The crudity of Adrian Raine’s opening arguments in The Anatomy of Violence — his manifesto for neurocriminology — is curiously refreshing. It is a long time since evolutionary psychology was served so neat. Life, he says, has only one aim: to make more of itself. This is as true of humans as of tigers. The selfish gene replicates through lumbering robots called organisms that stop at nothing to survive in order to reproduce.
We are criminals — killers, liars, cheaters — because crime pays biologically. “Men are murderers. The simple evolutionary explanation is that women are worth fighting for. They are the valuable evolutionary resource men want to get their hands on.” This explains why men are rapists and why they prefer to rape women of childbearing age rather than, say, nonagenarians. If women in the main eschew violence, it is because they have “to bear the children, worry about their health and make up the bulk of parental investment.” Female aggression is more subtle, relying on gossip rather than guns, warning potential mates off rival females by hinting that the latter are promiscuous and therefore likely to propagate someone else’s genes.
The fact that rather more men are, say, teachers than serial murderers is a bit awkward for his evolutionary stance. The standard fallback position that reciprocal altruism is just another trick by which the selfish gene ensures its own replication makes one wonder just what observation could threaten Raine’s thesis. We need to challenge his all-too-familiar vision of persons as naked apes rather than embodied subjects operating in a community of minds. Many features distinguish us even from our nearest primate kin: We are beings, as Hegel said, for whom desire for personal recognition is important; we operate with complex, long-term goals (such as writing books on neurocriminology), which make sense only within abstract or institutional frameworks; we are capable of empathy not seen in animals; and, most important, our lives are lived as explicit narratives that go beyond mere organic continuation.
By Adrian Raine

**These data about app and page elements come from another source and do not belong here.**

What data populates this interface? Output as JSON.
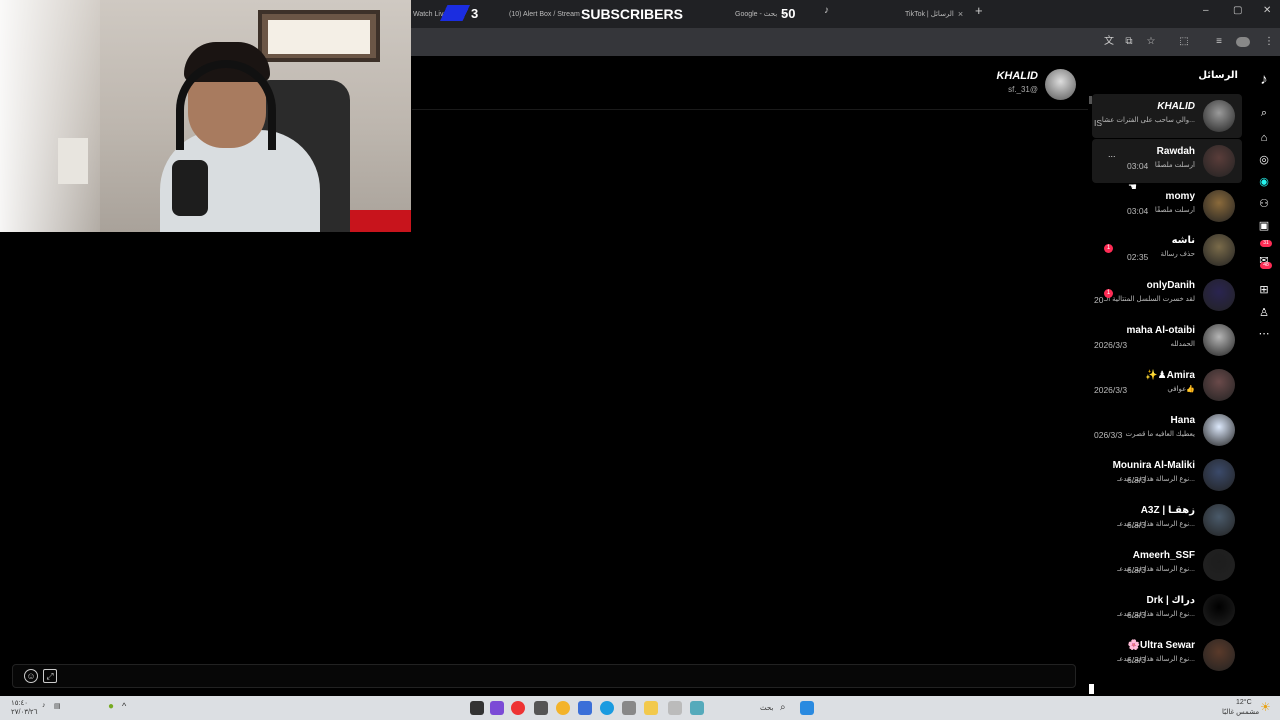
{
  "browser": {
    "tabs": [
      {
        "label": "Watch Live",
        "close": ""
      },
      {
        "label": "(10) Alert Box / Stream",
        "close": "×"
      },
      {
        "label": "Google - بحث",
        "close": "×"
      },
      {
        "label": "TikTok | الرسائل",
        "close": "×"
      }
    ],
    "new_tab": "+",
    "window_controls": [
      "–",
      "▢",
      "✕"
    ]
  },
  "overlay": {
    "left_count": "3",
    "label": "SUBSCRIBERS",
    "right_count": "50"
  },
  "chat_header": {
    "name": "KHALID",
    "handle": "sf._31@"
  },
  "inbox": {
    "title": "الرسائل",
    "conversations": [
      {
        "name": "KHALID",
        "preview": "والي ساحب على الفترات عشا...",
        "time": "",
        "edge_text": "IS",
        "avatar_color": "#9a9a9a",
        "badge": ""
      },
      {
        "name": "Rawdah",
        "preview": "أرسلت ملصقًا",
        "time": "03:04",
        "edge_text": "",
        "avatar_color": "#5a3d3a",
        "badge": "",
        "more": "..."
      },
      {
        "name": "momy",
        "preview": "أرسلت ملصقًا",
        "time": "03:04",
        "edge_text": "",
        "avatar_color": "#8a6a3b",
        "badge": ""
      },
      {
        "name": "ناشه",
        "preview": "حذف رسالة",
        "time": "02:35",
        "edge_text": "",
        "avatar_color": "#7a6b4a",
        "badge": "1"
      },
      {
        "name": "onlyDanih",
        "preview": "لقد خسرت السلسل المتتالية الـ",
        "time": "",
        "edge_text": "20",
        "avatar_color": "#2a2450",
        "badge": "1"
      },
      {
        "name": "maha Al-otaibi",
        "preview": "الحمدلله",
        "time": "2026/3/3",
        "edge_text": "",
        "avatar_color": "#b5b5b5",
        "badge": ""
      },
      {
        "name": "✨♟Amira",
        "preview": "عوافي👍",
        "time": "2026/3/3",
        "edge_text": "",
        "avatar_color": "#6a4a4a",
        "badge": ""
      },
      {
        "name": "Hana",
        "preview": "يعطيك العافيه ما قصرت",
        "time": "026/3/3",
        "edge_text": "",
        "avatar_color": "#dce8fb",
        "badge": ""
      },
      {
        "name": "Mounira Al-Maliki",
        "preview": "نوع الرسالة هذا غير مدعـ...",
        "time": "6/3/3",
        "edge_text": "",
        "avatar_color": "#3b4a6a",
        "badge": ""
      },
      {
        "name": "A3Z | زهقـا",
        "preview": "نوع الرسالة هذا غير مدعـ...",
        "time": "6/3/3",
        "edge_text": "",
        "avatar_color": "#4a5a6a",
        "badge": ""
      },
      {
        "name": "Ameerh_SSF",
        "preview": "نوع الرسالة هذا غير مدعـ...",
        "time": "6/3/3",
        "edge_text": "",
        "avatar_color": "#1d1d1d",
        "badge": ""
      },
      {
        "name": "Drk | دراك",
        "preview": "نوع الرسالة هذا غير مدعـ...",
        "time": "6/3/3",
        "edge_text": "",
        "avatar_color": "#000000",
        "badge": ""
      },
      {
        "name": "🌸Ultra Sewar",
        "preview": "نوع الرسالة هذا غير مدعـ...",
        "time": "6/3/3",
        "edge_text": "",
        "avatar_color": "#5a3a2a",
        "badge": ""
      }
    ]
  },
  "rightnav": {
    "badges": [
      "31",
      "48"
    ]
  },
  "taskbar": {
    "search_label": "بحث",
    "weather": "12°C",
    "weather_desc": "مشمس غالبًا",
    "clock_time": "١٥:٤٠",
    "clock_date": "٢٧/٠٣/٢٦"
  },
  "colors": {
    "accent": "#fe2c55",
    "panel": "#000000",
    "tabbar": "#202124"
  }
}
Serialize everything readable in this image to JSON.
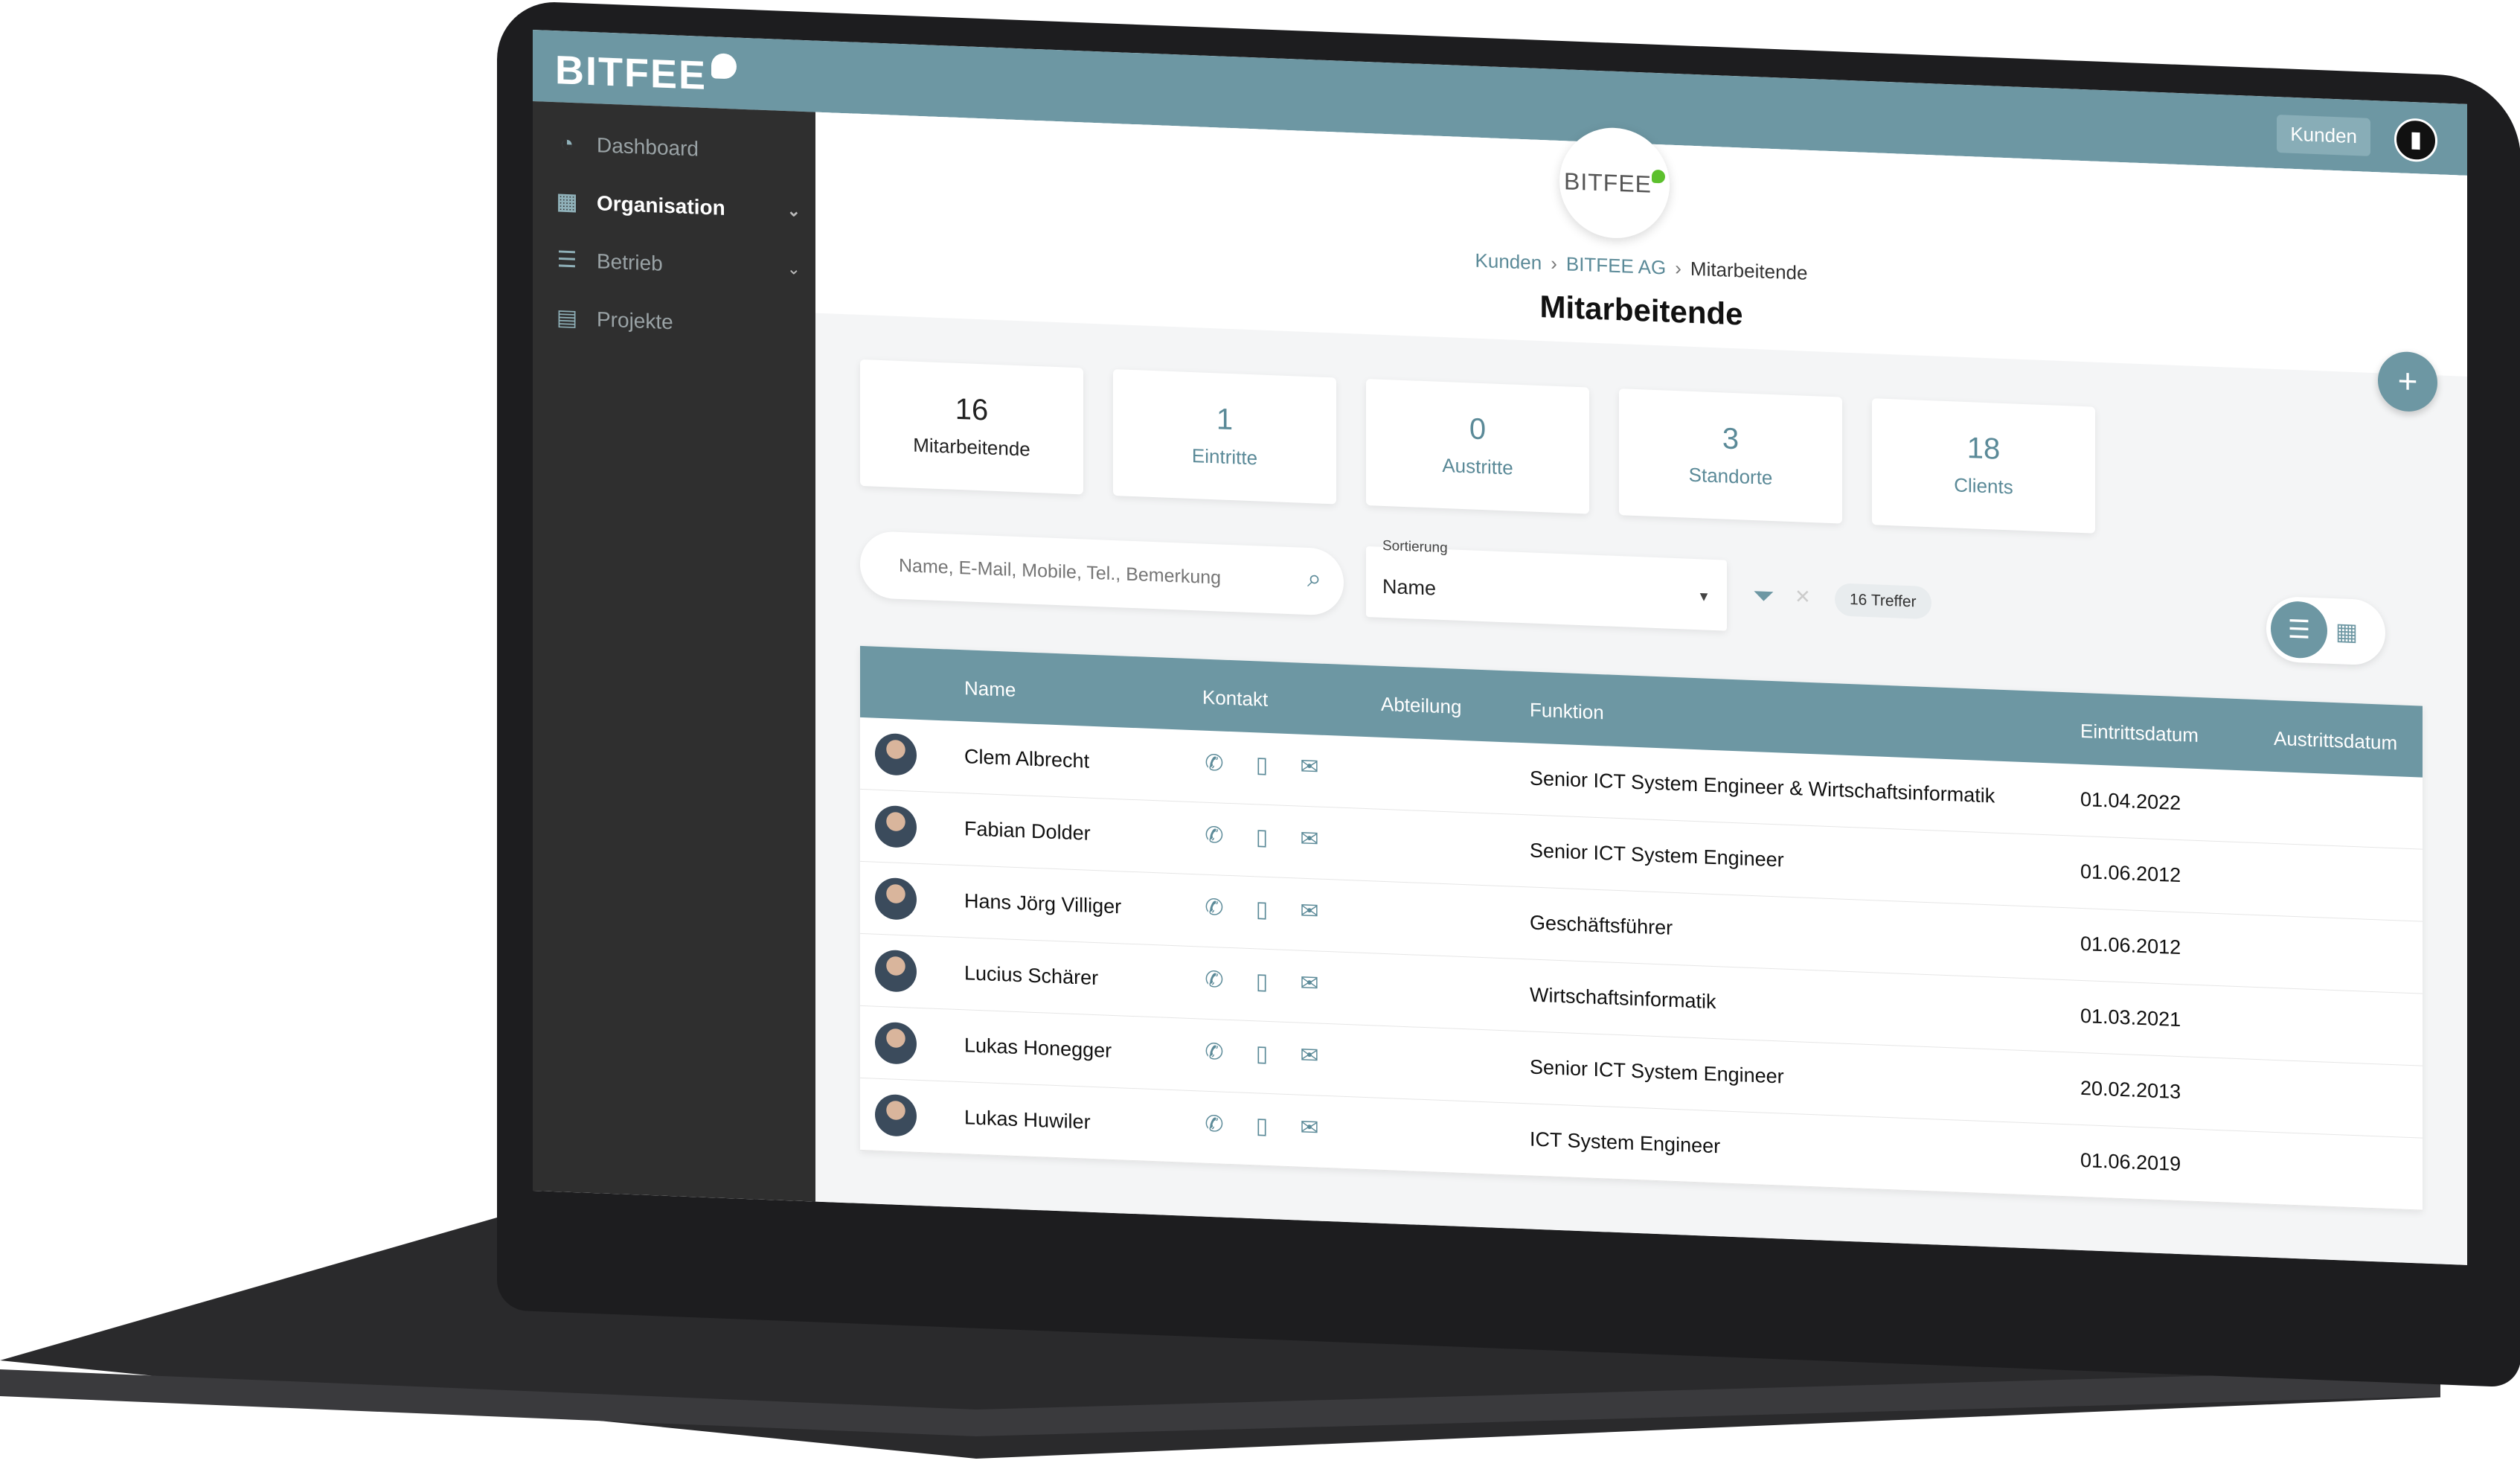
{
  "app": {
    "brand": "BITFEE",
    "kunden_button": "Kunden",
    "logo_text": "BITFEE"
  },
  "sidebar": {
    "items": [
      {
        "label": "Dashboard",
        "icon": "pie-chart-icon"
      },
      {
        "label": "Organisation",
        "icon": "building-icon"
      },
      {
        "label": "Betrieb",
        "icon": "list-icon"
      },
      {
        "label": "Projekte",
        "icon": "clipboard-icon"
      }
    ]
  },
  "breadcrumb": {
    "items": [
      "Kunden",
      "BITFEE AG",
      "Mitarbeitende"
    ],
    "separator": "›"
  },
  "page": {
    "title": "Mitarbeitende"
  },
  "stats": [
    {
      "value": "16",
      "label": "Mitarbeitende"
    },
    {
      "value": "1",
      "label": "Eintritte"
    },
    {
      "value": "0",
      "label": "Austritte"
    },
    {
      "value": "3",
      "label": "Standorte"
    },
    {
      "value": "18",
      "label": "Clients"
    }
  ],
  "filters": {
    "search_placeholder": "Name, E-Mail, Mobile, Tel., Bemerkung",
    "sort_label": "Sortierung",
    "sort_value": "Name",
    "hits": "16 Treffer"
  },
  "table": {
    "headers": {
      "name": "Name",
      "contact": "Kontakt",
      "department": "Abteilung",
      "function": "Funktion",
      "entry": "Eintrittsdatum",
      "exit": "Austrittsdatum"
    },
    "rows": [
      {
        "name": "Clem Albrecht",
        "function": "Senior ICT System Engineer & Wirtschaftsinformatik",
        "entry": "01.04.2022"
      },
      {
        "name": "Fabian Dolder",
        "function": "Senior ICT System Engineer",
        "entry": "01.06.2012"
      },
      {
        "name": "Hans Jörg Villiger",
        "function": "Geschäftsführer",
        "entry": "01.06.2012"
      },
      {
        "name": "Lucius Schärer",
        "function": "Wirtschaftsinformatik",
        "entry": "01.03.2021"
      },
      {
        "name": "Lukas Honegger",
        "function": "Senior ICT System Engineer",
        "entry": "20.02.2013"
      },
      {
        "name": "Lukas Huwiler",
        "function": "ICT System Engineer",
        "entry": "01.06.2019"
      }
    ]
  },
  "colors": {
    "accent": "#6d97a3",
    "sidebar_bg": "#2f2f2f",
    "leaf_green": "#5cc02d"
  }
}
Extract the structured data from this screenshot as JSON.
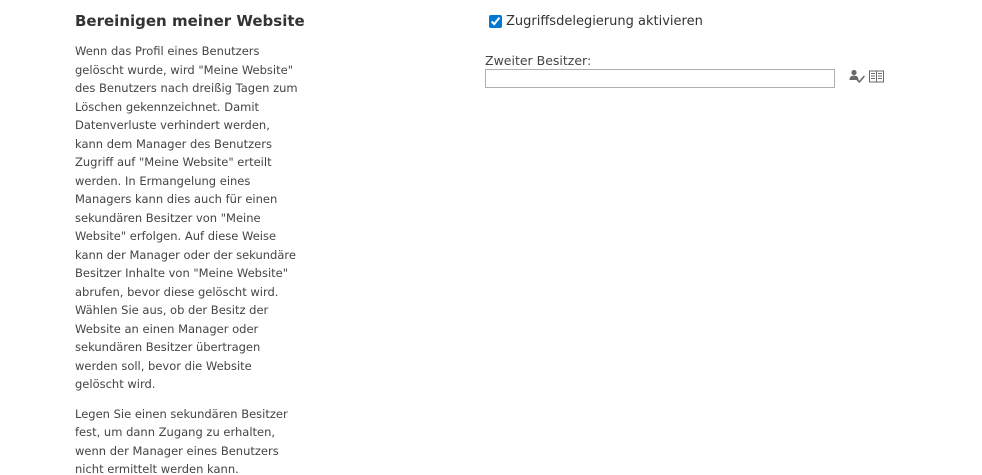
{
  "section": {
    "title": "Bereinigen meiner Website",
    "paragraphs": [
      "Wenn das Profil eines Benutzers gelöscht wurde, wird \"Meine Website\" des Benutzers nach dreißig Tagen zum Löschen gekennzeichnet. Damit Datenverluste verhindert werden, kann dem Manager des Benutzers Zugriff auf \"Meine Website\" erteilt werden. In Ermangelung eines Managers kann dies auch für einen sekundären Besitzer von \"Meine Website\" erfolgen. Auf diese Weise kann der Manager oder der sekundäre Besitzer Inhalte von \"Meine Website\" abrufen, bevor diese gelöscht wird. Wählen Sie aus, ob der Besitz der Website an einen Manager oder sekundären Besitzer übertragen werden soll, bevor die Website gelöscht wird.",
      "Legen Sie einen sekundären Besitzer fest, um dann Zugang zu erhalten, wenn der Manager eines Benutzers nicht ermittelt werden kann."
    ]
  },
  "delegation": {
    "checkbox_label": "Zugriffsdelegierung aktivieren",
    "checked": true
  },
  "secondary_owner": {
    "label": "Zweiter Besitzer:",
    "value": "",
    "placeholder": ""
  },
  "icons": {
    "check_names": "check-names-icon",
    "browse": "address-book-icon",
    "accent": "#0078d4",
    "icon_color": "#6a6a6a"
  }
}
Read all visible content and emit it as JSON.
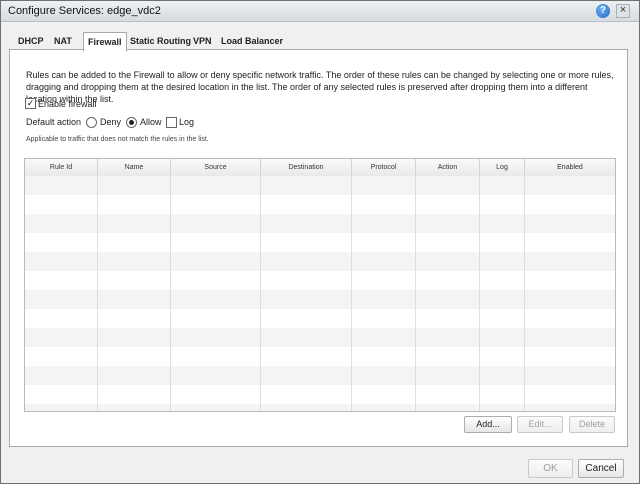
{
  "window": {
    "title": "Configure Services: edge_vdc2",
    "help_icon": "?",
    "close_icon": "×"
  },
  "tabs": [
    {
      "label": "DHCP",
      "active": false
    },
    {
      "label": "NAT",
      "active": false
    },
    {
      "label": "Firewall",
      "active": true
    },
    {
      "label": "Static Routing",
      "active": false
    },
    {
      "label": "VPN",
      "active": false
    },
    {
      "label": "Load Balancer",
      "active": false
    }
  ],
  "firewall": {
    "description": "Rules can be added to the Firewall to allow or deny specific network traffic. The order of these rules can be changed by selecting one or more rules, dragging and dropping them at the desired location in the list. The order of any selected rules is preserved after dropping them into a different location within the list.",
    "enable_label": "Enable firewall",
    "enable_checked": true,
    "default_action_label": "Default action",
    "deny_label": "Deny",
    "allow_label": "Allow",
    "log_label": "Log",
    "selected_action": "Allow",
    "log_checked": false,
    "note": "Applicable to traffic that does not match the rules in the list.",
    "columns": [
      "Rule Id",
      "Name",
      "Source",
      "Destination",
      "Protocol",
      "Action",
      "Log",
      "Enabled"
    ]
  },
  "grid_buttons": {
    "add": "Add...",
    "edit": "Edit...",
    "delete": "Delete"
  },
  "footer": {
    "ok": "OK",
    "cancel": "Cancel"
  }
}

As he follows the path from biology to behavior mediated via genes and the brain, Raine’s story becomes more nuanced, though biology still rules. He examines the genetic “seeds of sin” and finds that criminal tendencies are strongly inherited. He cites studies of twins brought up in similar and in different environments, to separate the effects of nature and nurture. According to one of his own research papers, genetic factors on the most reliable measures explain an eye-popping 96 percent of the variance in antisocial behavior. He cautions against overestimation of the importance of inheritance, but little remains, it seems, for caution to work on.
After a digression into the heart (and a discussion of the fact that psychopaths are literally cold-blooded, having a low resting heart rate), we move to our genes’ key lieutenant and Raine’s central character, the brain. Like his hero Cesare Lombroso, he believes that the criminal brain has distinctive features. He scanned the prefrontal cortex, the part of the brain supposedly key to self-control, in murderers recruited from death row and found that they paid less attention to the tasks he set them — there was reduced activity in the relevant area. His conclusion is that they were predisposed to violence by their lackadaisical prefrontal parts.